When a picture appears among the records, leave it out, and copy all else exactly.

Stored dataset items:
-.-.-
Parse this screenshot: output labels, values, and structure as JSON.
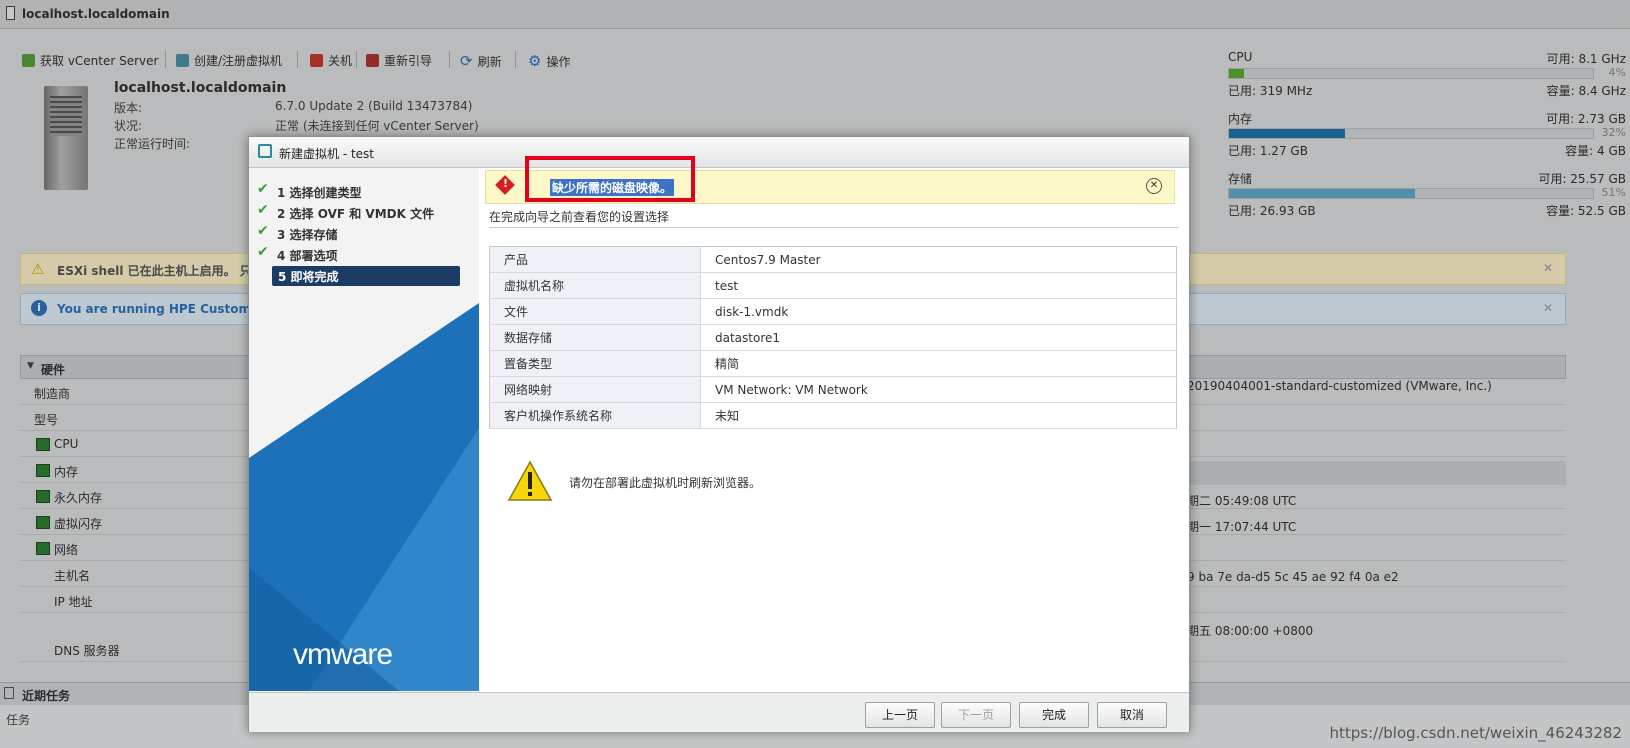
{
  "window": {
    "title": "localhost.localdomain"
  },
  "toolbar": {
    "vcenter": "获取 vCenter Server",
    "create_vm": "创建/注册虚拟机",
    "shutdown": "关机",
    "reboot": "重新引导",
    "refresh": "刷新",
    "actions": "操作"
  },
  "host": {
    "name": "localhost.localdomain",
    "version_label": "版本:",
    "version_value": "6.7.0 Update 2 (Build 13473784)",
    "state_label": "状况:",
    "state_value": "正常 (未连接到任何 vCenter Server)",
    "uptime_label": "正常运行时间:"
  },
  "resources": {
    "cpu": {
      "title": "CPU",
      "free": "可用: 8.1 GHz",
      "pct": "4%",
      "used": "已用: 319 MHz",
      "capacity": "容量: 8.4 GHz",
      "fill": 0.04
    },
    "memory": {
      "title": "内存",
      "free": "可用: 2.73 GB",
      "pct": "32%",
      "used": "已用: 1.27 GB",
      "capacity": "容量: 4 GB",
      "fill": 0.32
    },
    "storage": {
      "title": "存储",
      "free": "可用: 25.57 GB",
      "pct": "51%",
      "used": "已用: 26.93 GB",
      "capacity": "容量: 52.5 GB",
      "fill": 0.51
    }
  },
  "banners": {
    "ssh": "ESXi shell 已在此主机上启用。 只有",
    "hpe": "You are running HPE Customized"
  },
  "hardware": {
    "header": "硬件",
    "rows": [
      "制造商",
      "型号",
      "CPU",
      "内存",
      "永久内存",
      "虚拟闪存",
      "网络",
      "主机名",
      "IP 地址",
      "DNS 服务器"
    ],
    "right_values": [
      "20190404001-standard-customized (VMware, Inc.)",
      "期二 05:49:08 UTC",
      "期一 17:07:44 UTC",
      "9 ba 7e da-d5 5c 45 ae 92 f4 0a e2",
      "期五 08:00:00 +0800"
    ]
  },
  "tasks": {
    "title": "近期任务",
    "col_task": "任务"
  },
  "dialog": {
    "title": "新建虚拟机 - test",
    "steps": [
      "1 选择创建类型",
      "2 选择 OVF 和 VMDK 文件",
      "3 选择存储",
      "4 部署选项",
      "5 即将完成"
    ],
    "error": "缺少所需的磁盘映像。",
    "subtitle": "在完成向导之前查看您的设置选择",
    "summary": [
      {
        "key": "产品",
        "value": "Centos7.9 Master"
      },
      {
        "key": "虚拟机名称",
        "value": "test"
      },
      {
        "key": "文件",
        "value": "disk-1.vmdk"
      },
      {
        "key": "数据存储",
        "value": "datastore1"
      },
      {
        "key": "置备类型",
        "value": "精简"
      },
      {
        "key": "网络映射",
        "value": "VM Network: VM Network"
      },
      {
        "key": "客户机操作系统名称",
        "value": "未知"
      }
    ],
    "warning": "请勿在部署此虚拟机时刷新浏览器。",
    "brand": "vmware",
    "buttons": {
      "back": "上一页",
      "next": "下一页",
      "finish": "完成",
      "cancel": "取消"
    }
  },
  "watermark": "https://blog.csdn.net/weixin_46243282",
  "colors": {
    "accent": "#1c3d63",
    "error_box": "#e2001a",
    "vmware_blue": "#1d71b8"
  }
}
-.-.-
EXPECTED ANSWER:
Parse this screenshot: output labels, values, and structure as JSON.
{
  "window": {
    "title": "localhost.localdomain"
  },
  "toolbar": {
    "vcenter": "获取 vCenter Server",
    "create_vm": "创建/注册虚拟机",
    "shutdown": "关机",
    "reboot": "重新引导",
    "refresh": "刷新",
    "actions": "操作"
  },
  "host": {
    "name": "localhost.localdomain",
    "version_label": "版本:",
    "version_value": "6.7.0 Update 2 (Build 13473784)",
    "state_label": "状况:",
    "state_value": "正常 (未连接到任何 vCenter Server)",
    "uptime_label": "正常运行时间:"
  },
  "resources": {
    "cpu": {
      "title": "CPU",
      "free": "可用: 8.1 GHz",
      "pct": "4%",
      "used": "已用: 319 MHz",
      "capacity": "容量: 8.4 GHz",
      "fill": 0.04
    },
    "memory": {
      "title": "内存",
      "free": "可用: 2.73 GB",
      "pct": "32%",
      "used": "已用: 1.27 GB",
      "capacity": "容量: 4 GB",
      "fill": 0.32
    },
    "storage": {
      "title": "存储",
      "free": "可用: 25.57 GB",
      "pct": "51%",
      "used": "已用: 26.93 GB",
      "capacity": "容量: 52.5 GB",
      "fill": 0.51
    }
  },
  "banners": {
    "ssh": "ESXi shell 已在此主机上启用。 只有",
    "hpe": "You are running HPE Customized"
  },
  "hardware": {
    "header": "硬件",
    "rows": [
      "制造商",
      "型号",
      "CPU",
      "内存",
      "永久内存",
      "虚拟闪存",
      "网络",
      "主机名",
      "IP 地址",
      "DNS 服务器"
    ],
    "right_values": [
      "20190404001-standard-customized (VMware, Inc.)",
      "期二 05:49:08 UTC",
      "期一 17:07:44 UTC",
      "9 ba 7e da-d5 5c 45 ae 92 f4 0a e2",
      "期五 08:00:00 +0800"
    ]
  },
  "tasks": {
    "title": "近期任务",
    "col_task": "任务"
  },
  "dialog": {
    "title": "新建虚拟机 - test",
    "steps": [
      "1 选择创建类型",
      "2 选择 OVF 和 VMDK 文件",
      "3 选择存储",
      "4 部署选项",
      "5 即将完成"
    ],
    "error": "缺少所需的磁盘映像。",
    "subtitle": "在完成向导之前查看您的设置选择",
    "summary": [
      {
        "key": "产品",
        "value": "Centos7.9 Master"
      },
      {
        "key": "虚拟机名称",
        "value": "test"
      },
      {
        "key": "文件",
        "value": "disk-1.vmdk"
      },
      {
        "key": "数据存储",
        "value": "datastore1"
      },
      {
        "key": "置备类型",
        "value": "精简"
      },
      {
        "key": "网络映射",
        "value": "VM Network: VM Network"
      },
      {
        "key": "客户机操作系统名称",
        "value": "未知"
      }
    ],
    "warning": "请勿在部署此虚拟机时刷新浏览器。",
    "brand": "vmware",
    "buttons": {
      "back": "上一页",
      "next": "下一页",
      "finish": "完成",
      "cancel": "取消"
    }
  },
  "watermark": "https://blog.csdn.net/weixin_46243282",
  "colors": {
    "accent": "#1c3d63",
    "error_box": "#e2001a",
    "vmware_blue": "#1d71b8"
  }
}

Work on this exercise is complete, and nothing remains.